Cornell Law Professor Named General Counsel of World Jewish Congress
Menachem Rosensaft, an Adjunct Professor of Law who teaches a course in World War II war crimes trials, was born in the Displaced Persons camp of Bergen-Belsen, the son of two survivors of Nazi concentration camps Auschwitz and Bergen-Belsen. His grandparents and his five-and-a-half year old brother were murdered in a gas chamber at Auschwitz. These facts, he says, "are the core of my being," and they have given shape to his career as a lawyer and activist. He's just been named General Counsel of the World Jewish Congress, an international organization representing Jewish communities in ninety-two countries.
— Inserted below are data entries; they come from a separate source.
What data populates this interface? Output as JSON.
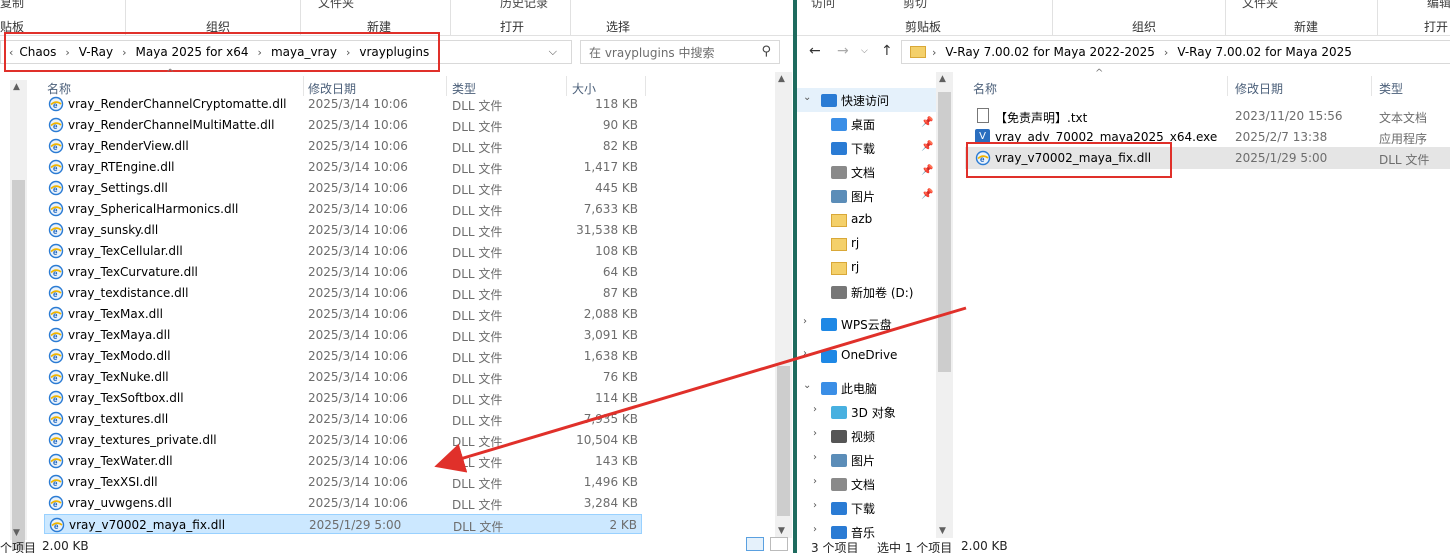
{
  "left": {
    "ribbon": {
      "top_items": [
        "复制",
        "文件夹",
        "历史记录"
      ],
      "groups": [
        "贴板",
        "组织",
        "新建",
        "打开",
        "选择"
      ]
    },
    "breadcrumb": [
      "Chaos",
      "V-Ray",
      "Maya 2025 for x64",
      "maya_vray",
      "vrayplugins"
    ],
    "search_placeholder": "在 vrayplugins 中搜索",
    "columns": {
      "name": "名称",
      "date": "修改日期",
      "type": "类型",
      "size": "大小"
    },
    "rows": [
      {
        "name": "vray_RenderChannelCryptomatte.dll",
        "date": "2025/3/14 10:06",
        "type": "DLL 文件",
        "size": "118 KB"
      },
      {
        "name": "vray_RenderChannelMultiMatte.dll",
        "date": "2025/3/14 10:06",
        "type": "DLL 文件",
        "size": "90 KB"
      },
      {
        "name": "vray_RenderView.dll",
        "date": "2025/3/14 10:06",
        "type": "DLL 文件",
        "size": "82 KB"
      },
      {
        "name": "vray_RTEngine.dll",
        "date": "2025/3/14 10:06",
        "type": "DLL 文件",
        "size": "1,417 KB"
      },
      {
        "name": "vray_Settings.dll",
        "date": "2025/3/14 10:06",
        "type": "DLL 文件",
        "size": "445 KB"
      },
      {
        "name": "vray_SphericalHarmonics.dll",
        "date": "2025/3/14 10:06",
        "type": "DLL 文件",
        "size": "7,633 KB"
      },
      {
        "name": "vray_sunsky.dll",
        "date": "2025/3/14 10:06",
        "type": "DLL 文件",
        "size": "31,538 KB"
      },
      {
        "name": "vray_TexCellular.dll",
        "date": "2025/3/14 10:06",
        "type": "DLL 文件",
        "size": "108 KB"
      },
      {
        "name": "vray_TexCurvature.dll",
        "date": "2025/3/14 10:06",
        "type": "DLL 文件",
        "size": "64 KB"
      },
      {
        "name": "vray_texdistance.dll",
        "date": "2025/3/14 10:06",
        "type": "DLL 文件",
        "size": "87 KB"
      },
      {
        "name": "vray_TexMax.dll",
        "date": "2025/3/14 10:06",
        "type": "DLL 文件",
        "size": "2,088 KB"
      },
      {
        "name": "vray_TexMaya.dll",
        "date": "2025/3/14 10:06",
        "type": "DLL 文件",
        "size": "3,091 KB"
      },
      {
        "name": "vray_TexModo.dll",
        "date": "2025/3/14 10:06",
        "type": "DLL 文件",
        "size": "1,638 KB"
      },
      {
        "name": "vray_TexNuke.dll",
        "date": "2025/3/14 10:06",
        "type": "DLL 文件",
        "size": "76 KB"
      },
      {
        "name": "vray_TexSoftbox.dll",
        "date": "2025/3/14 10:06",
        "type": "DLL 文件",
        "size": "114 KB"
      },
      {
        "name": "vray_textures.dll",
        "date": "2025/3/14 10:06",
        "type": "DLL 文件",
        "size": "7,935 KB"
      },
      {
        "name": "vray_textures_private.dll",
        "date": "2025/3/14 10:06",
        "type": "DLL 文件",
        "size": "10,504 KB"
      },
      {
        "name": "vray_TexWater.dll",
        "date": "2025/3/14 10:06",
        "type": "DLL 文件",
        "size": "143 KB"
      },
      {
        "name": "vray_TexXSI.dll",
        "date": "2025/3/14 10:06",
        "type": "DLL 文件",
        "size": "1,496 KB"
      },
      {
        "name": "vray_uvwgens.dll",
        "date": "2025/3/14 10:06",
        "type": "DLL 文件",
        "size": "3,284 KB"
      },
      {
        "name": "vray_v70002_maya_fix.dll",
        "date": "2025/1/29 5:00",
        "type": "DLL 文件",
        "size": "2 KB"
      }
    ],
    "status": {
      "count": "个项目",
      "size": "2.00 KB"
    }
  },
  "right": {
    "ribbon": {
      "top_items": [
        "访问",
        "剪切",
        "文件夹",
        "编辑"
      ],
      "groups": [
        "剪贴板",
        "组织",
        "新建",
        "打开"
      ]
    },
    "breadcrumb": [
      "V-Ray 7.00.02 for Maya 2022-2025",
      "V-Ray 7.00.02 for Maya 2025"
    ],
    "columns": {
      "name": "名称",
      "date": "修改日期",
      "type": "类型"
    },
    "nav": [
      {
        "label": "快速访问",
        "icon": "star-icon",
        "pinned": false
      },
      {
        "label": "桌面",
        "icon": "desktop-icon",
        "pinned": true
      },
      {
        "label": "下载",
        "icon": "download-icon",
        "pinned": true
      },
      {
        "label": "文档",
        "icon": "document-icon",
        "pinned": true
      },
      {
        "label": "图片",
        "icon": "picture-icon",
        "pinned": true
      },
      {
        "label": "azb",
        "icon": "folder-icon",
        "pinned": false
      },
      {
        "label": "rj",
        "icon": "folder-icon",
        "pinned": false
      },
      {
        "label": "rj",
        "icon": "folder-icon",
        "pinned": false
      },
      {
        "label": "新加卷 (D:)",
        "icon": "drive-icon",
        "pinned": false
      },
      {
        "label": "WPS云盘",
        "icon": "cloud-icon",
        "pinned": false
      },
      {
        "label": "OneDrive",
        "icon": "cloud-icon",
        "pinned": false
      },
      {
        "label": "此电脑",
        "icon": "computer-icon",
        "pinned": false
      },
      {
        "label": "3D 对象",
        "icon": "cube-icon",
        "pinned": false
      },
      {
        "label": "视频",
        "icon": "video-icon",
        "pinned": false
      },
      {
        "label": "图片",
        "icon": "picture-icon",
        "pinned": false
      },
      {
        "label": "文档",
        "icon": "document-icon",
        "pinned": false
      },
      {
        "label": "下载",
        "icon": "download-icon",
        "pinned": false
      },
      {
        "label": "音乐",
        "icon": "music-icon",
        "pinned": false
      }
    ],
    "files": [
      {
        "name": "【免责声明】.txt",
        "date": "2023/11/20 15:56",
        "type": "文本文档"
      },
      {
        "name": "vray_adv_70002_maya2025_x64.exe",
        "date": "2025/2/7 13:38",
        "type": "应用程序"
      },
      {
        "name": "vray_v70002_maya_fix.dll",
        "date": "2025/1/29 5:00",
        "type": "DLL 文件"
      }
    ],
    "status": {
      "count": "3 个项目",
      "selected": "选中 1 个项目",
      "size": "2.00 KB"
    }
  },
  "colors": {
    "highlight": "#e0302a",
    "selection": "#cce8ff",
    "divider": "#1e6b5e"
  }
}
It's a position which combines his personal commitment with his legal skills.
Rosensaft's work, he feels, is inextricably linked to his identity. "The protection of the Jewish people, the prevention of any recurrence of genocide, the remembrance of the Holocaust, and the furthering of justice for all people, Jews and non-Jews alike, who are subjected to bigotry and persecution have formed my identity as an American, as a Jew, and as a lawyer," he says. "I am deeply grateful for this unique opportunity to merge my personal and professional priorities and to contribute meaningfully as the WJC's General Counsel."
Rosensaft, a former litigation partner at a national law firm, has held a wide range of professional and volunteer positions, including serving as general counsel of a major New York Stock Exchange financial services firm, founding the International Network of Children of Jewish Holocaust Survivors, holding office as National President of the Labor Zionist Alliance, and serving as President of the Park Avenue Synagogue in Manhattan. He has published widely in legal and popular publications.